EXERCISE: Make an exact copy of the whole listing, but leave its pictures out.

MATERIALS PROVIDED:
════════════════════
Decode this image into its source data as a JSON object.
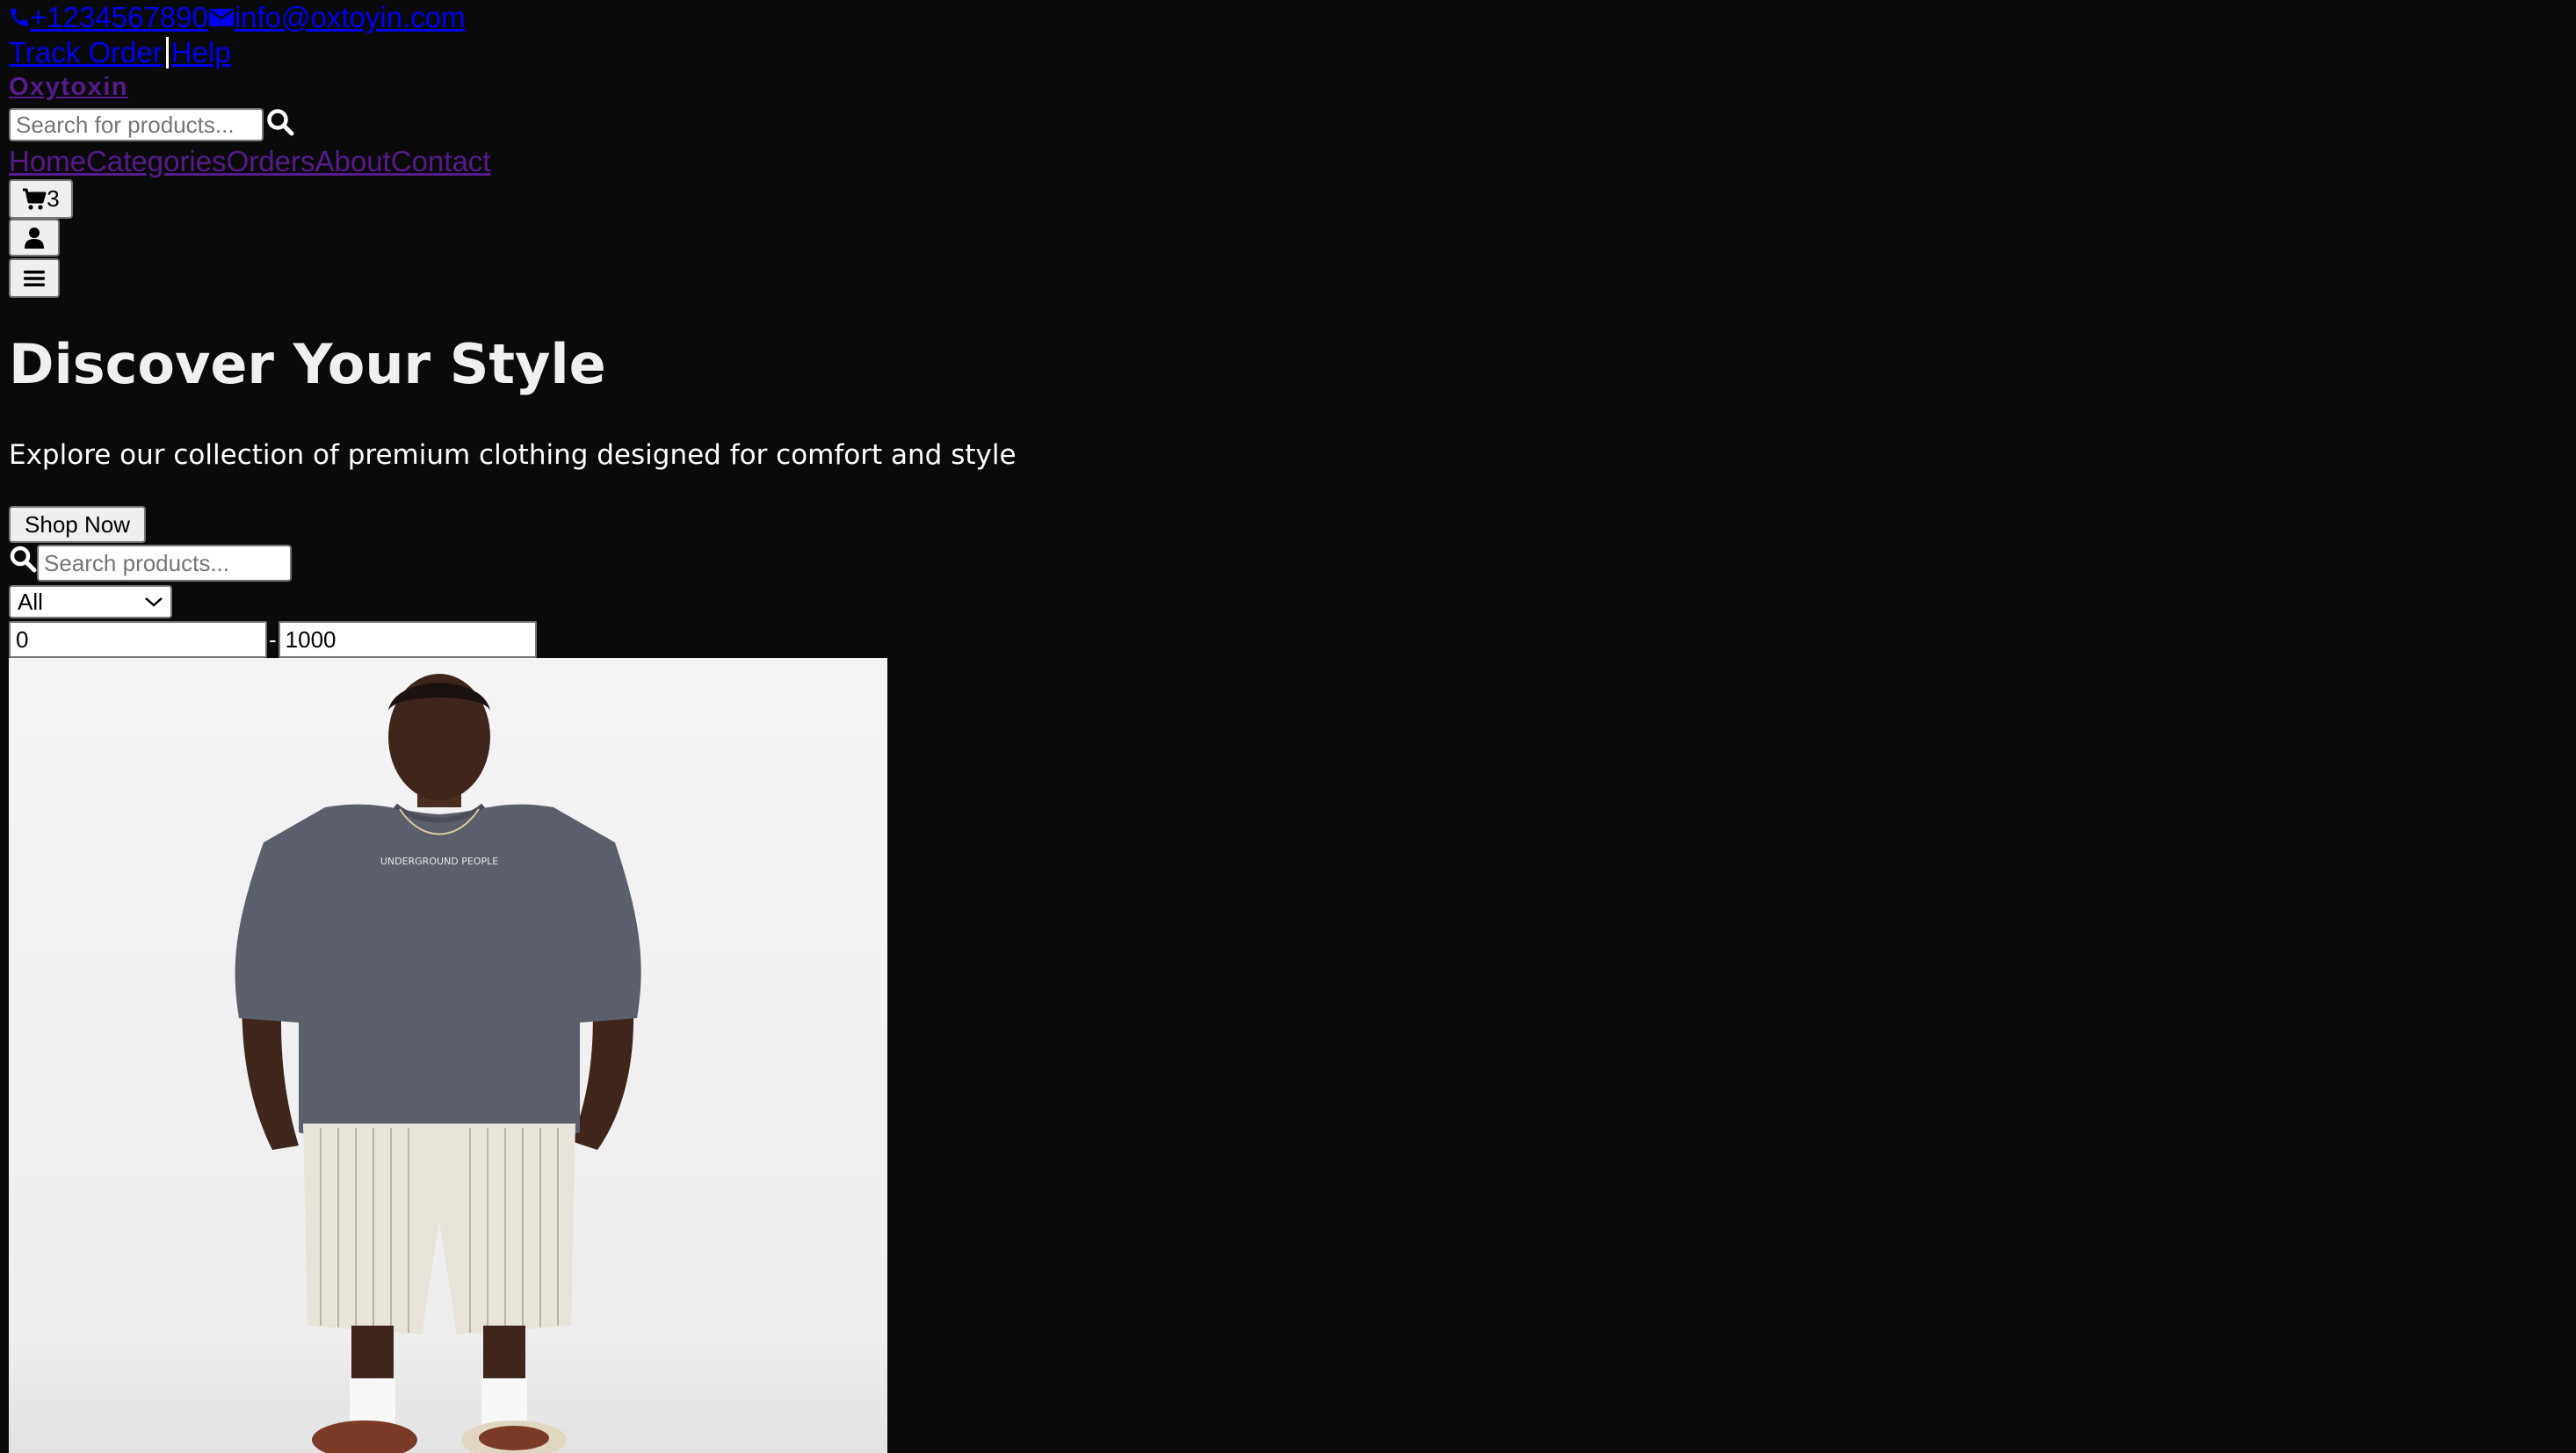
{
  "topbar": {
    "phone": "+1234567890",
    "email": "info@oxtoyin.com",
    "track_order": "Track Order",
    "help": "Help"
  },
  "brand": {
    "logo": "Oxytoxin"
  },
  "header_search": {
    "placeholder": "Search for products..."
  },
  "nav": {
    "items": [
      "Home",
      "Categories",
      "Orders",
      "About",
      "Contact"
    ]
  },
  "cart": {
    "count": "3"
  },
  "hero": {
    "title": "Discover Your Style",
    "subtitle": "Explore our collection of premium clothing designed for comfort and style",
    "cta": "Shop Now"
  },
  "filters": {
    "search_placeholder": "Search products...",
    "category_selected": "All",
    "price_min": "0",
    "price_max": "1000"
  },
  "product": {
    "shirt_print": "UNDERGROUND PEOPLE"
  },
  "icons": {
    "phone": "phone-icon",
    "email": "envelope-icon",
    "search": "search-icon",
    "cart": "cart-icon",
    "user": "user-icon",
    "menu": "menu-icon",
    "chevron": "chevron-down-icon"
  },
  "colors": {
    "page_background": "#0a0a0a",
    "link": "#0000ee",
    "visited_link": "#551a8b",
    "button_background": "#efefef"
  }
}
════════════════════
RESPONSE FOR THIS EXERCISE:
Decode this image into its source data as a JSON object.
{
  "topbar": {
    "phone": "+1234567890",
    "email": "info@oxtoyin.com",
    "track_order": "Track Order",
    "help": "Help"
  },
  "brand": {
    "logo": "Oxytoxin"
  },
  "header_search": {
    "placeholder": "Search for products..."
  },
  "nav": {
    "items": [
      "Home",
      "Categories",
      "Orders",
      "About",
      "Contact"
    ]
  },
  "cart": {
    "count": "3"
  },
  "hero": {
    "title": "Discover Your Style",
    "subtitle": "Explore our collection of premium clothing designed for comfort and style",
    "cta": "Shop Now"
  },
  "filters": {
    "search_placeholder": "Search products...",
    "category_selected": "All",
    "price_min": "0",
    "price_max": "1000"
  },
  "product": {
    "shirt_print": "UNDERGROUND PEOPLE"
  },
  "icons": {
    "phone": "phone-icon",
    "email": "envelope-icon",
    "search": "search-icon",
    "cart": "cart-icon",
    "user": "user-icon",
    "menu": "menu-icon",
    "chevron": "chevron-down-icon"
  },
  "colors": {
    "page_background": "#0a0a0a",
    "link": "#0000ee",
    "visited_link": "#551a8b",
    "button_background": "#efefef"
  }
}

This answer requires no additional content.